(Excerpts from an interface dataset)
..............................

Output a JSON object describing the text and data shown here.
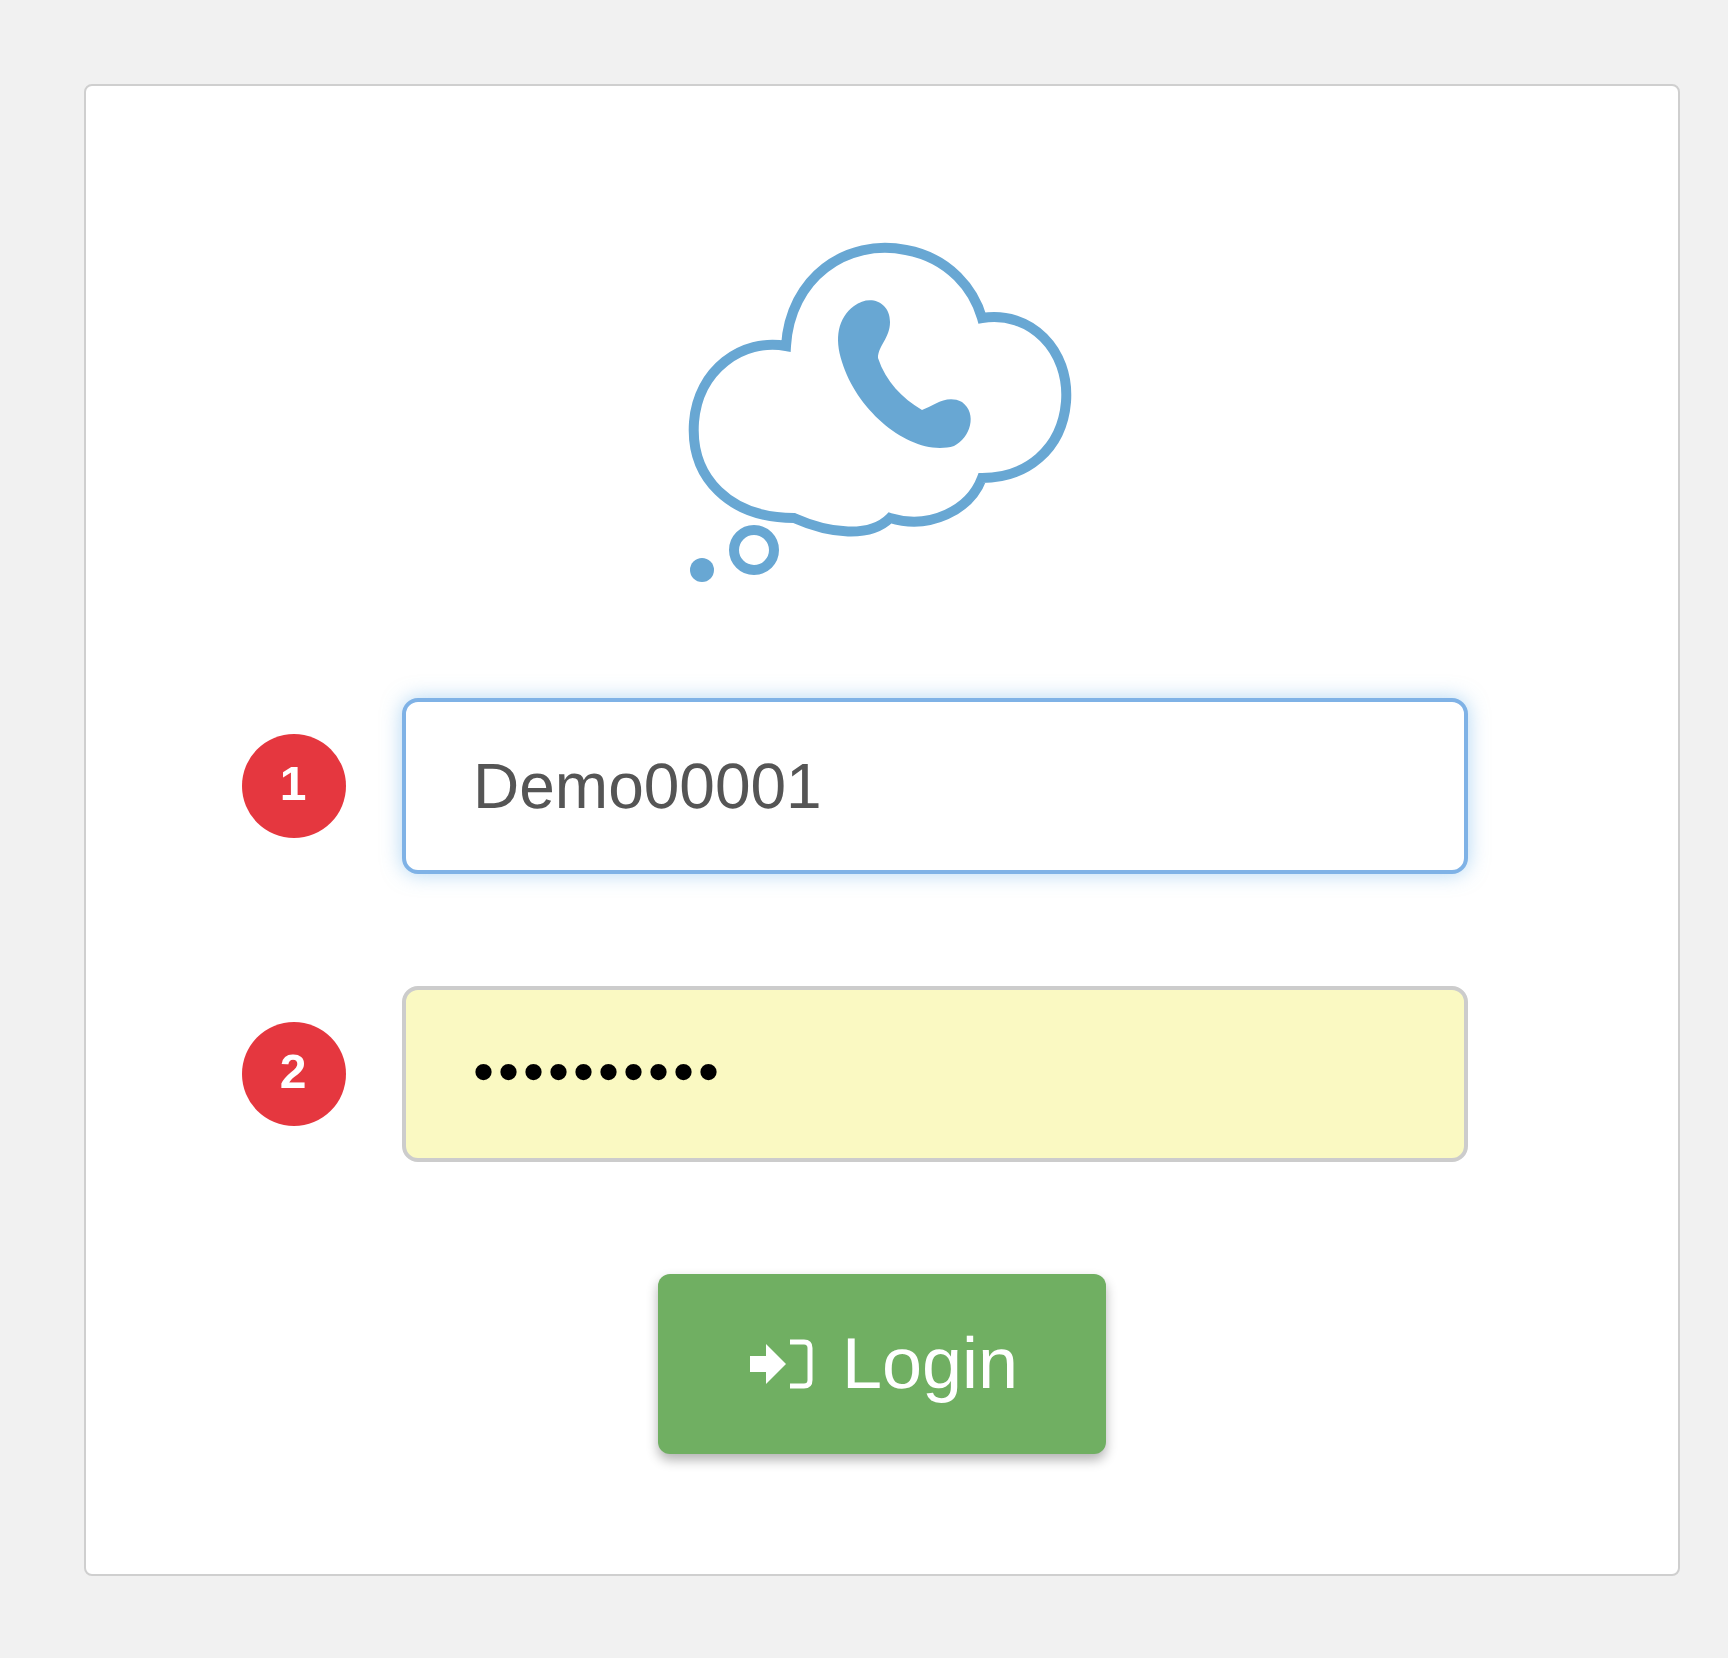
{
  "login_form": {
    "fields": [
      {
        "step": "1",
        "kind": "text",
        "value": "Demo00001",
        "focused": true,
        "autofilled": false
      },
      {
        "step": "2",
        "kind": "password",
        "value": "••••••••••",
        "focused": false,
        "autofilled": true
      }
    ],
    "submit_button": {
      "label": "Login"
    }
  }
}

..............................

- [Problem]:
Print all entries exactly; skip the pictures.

- [Output for this task]:
Output a JSON object describing the text and data shown here.
{
  "login_form": {
    "fields": [
      {
        "step": "1",
        "kind": "text",
        "value": "Demo00001",
        "focused": true,
        "autofilled": false
      },
      {
        "step": "2",
        "kind": "password",
        "value": "••••••••••",
        "focused": false,
        "autofilled": true
      }
    ],
    "submit_button": {
      "label": "Login"
    }
  }
}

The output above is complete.